| Jun 13, 2017 | estate administration & probate |

If you have not heard of a self-directed IRA, you are certainly not alone. Most people who are building wealth through IRAs, use the traditional means (i.e. Roth, Inherited, SEP or SIMPLE). However, most are unfamiliar with the concept of self-directed IRAs and the benefits of having them.

With that, this post will highlight the basics of self-directed IRAs and how they can be beneficial as an estate planning tool.

For the uninitiated, custodian of the account can unilaterally choose how the funds will be invested. This freedom allows for nearly any type of investment, including real estate, promissory notes and even precious metals. For instance, a self-directed IRA can be used to purchase investment properties, and the proceeds from the sale of such property can be protected through the IRA so that they may grow in a tax deferred manner.

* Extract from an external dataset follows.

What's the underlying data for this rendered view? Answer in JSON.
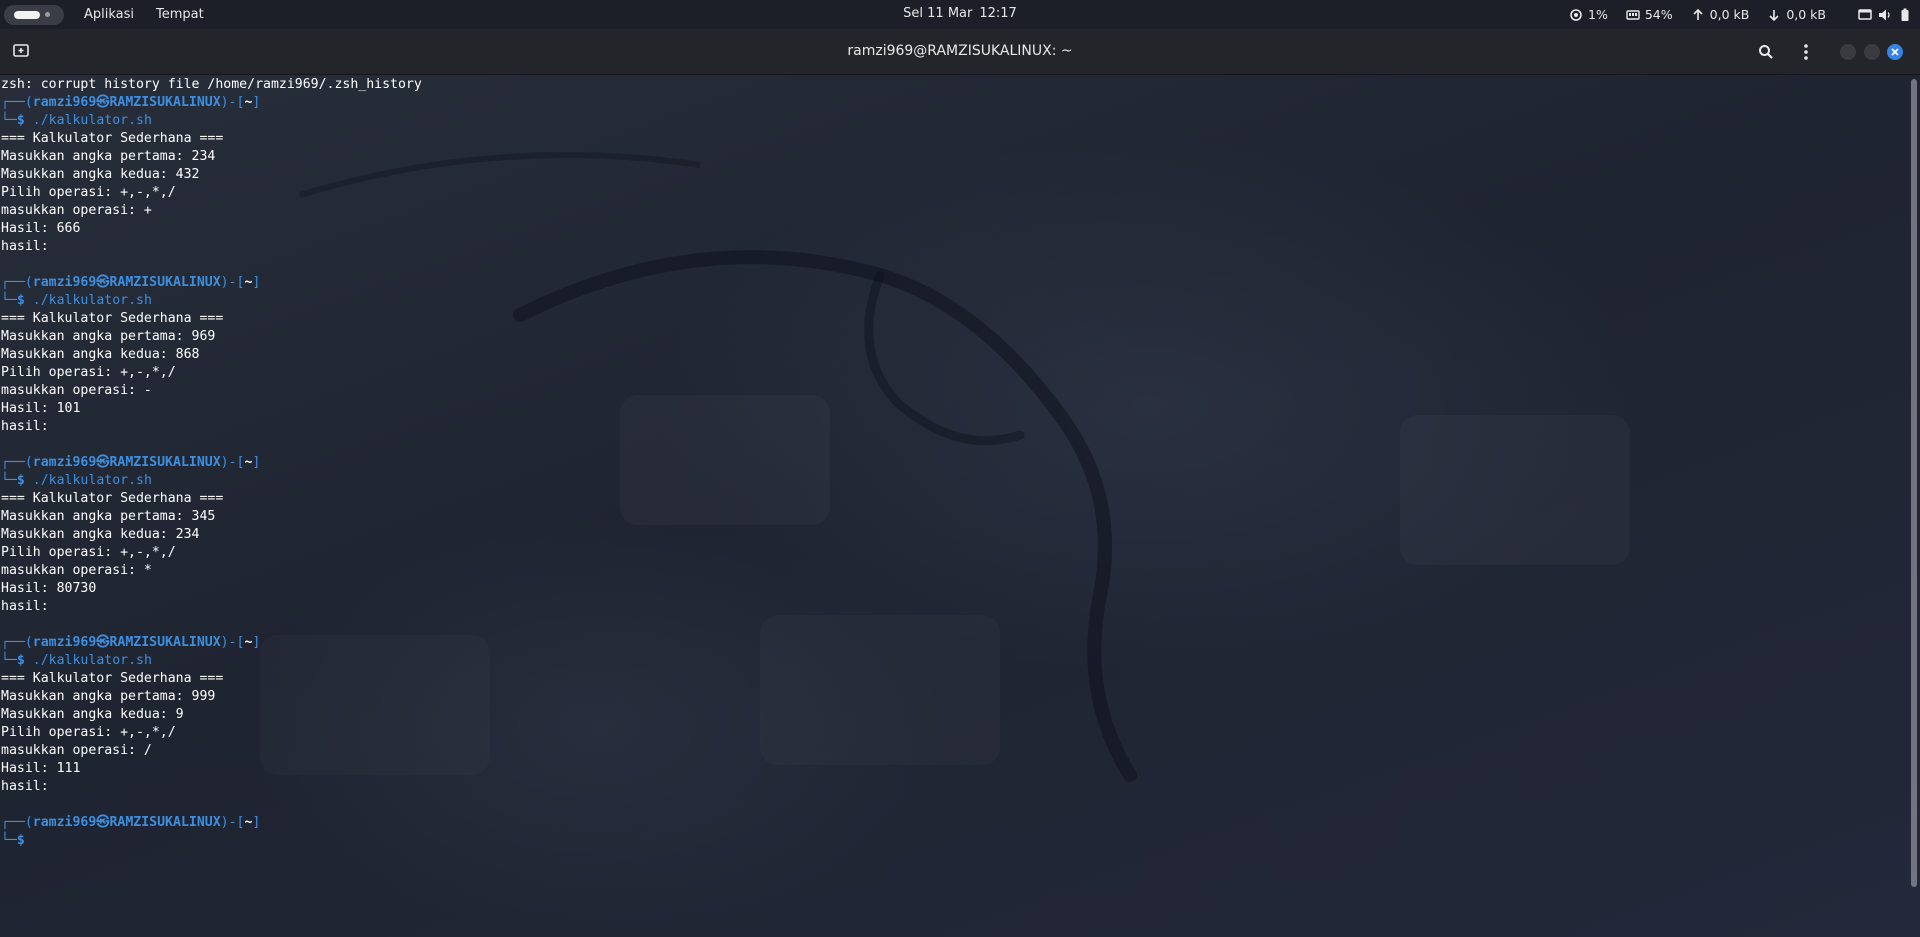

When the custodian reaches retirement, the proceeds can be accessed in the same manner as other qualifying IRAs.

Indeed, a self-directed IRA seems like a no-brainer for some, but following the rules surrounding these vehicles is essential. Rule violations could but one’s investment at risk. As such, investors should be wary of illegal transactions. For instance, a self-directed IRA cannot be used to purchase real estate that is owned by a parent. Essentially, the federal government does not want tax advantaged accounts to be used to facilitate transactions where the parties are closely related so that taxes are unfairly minimized.

If you have questions about how a self-directed IRA can help in your estate plan, an experienced attorney can help.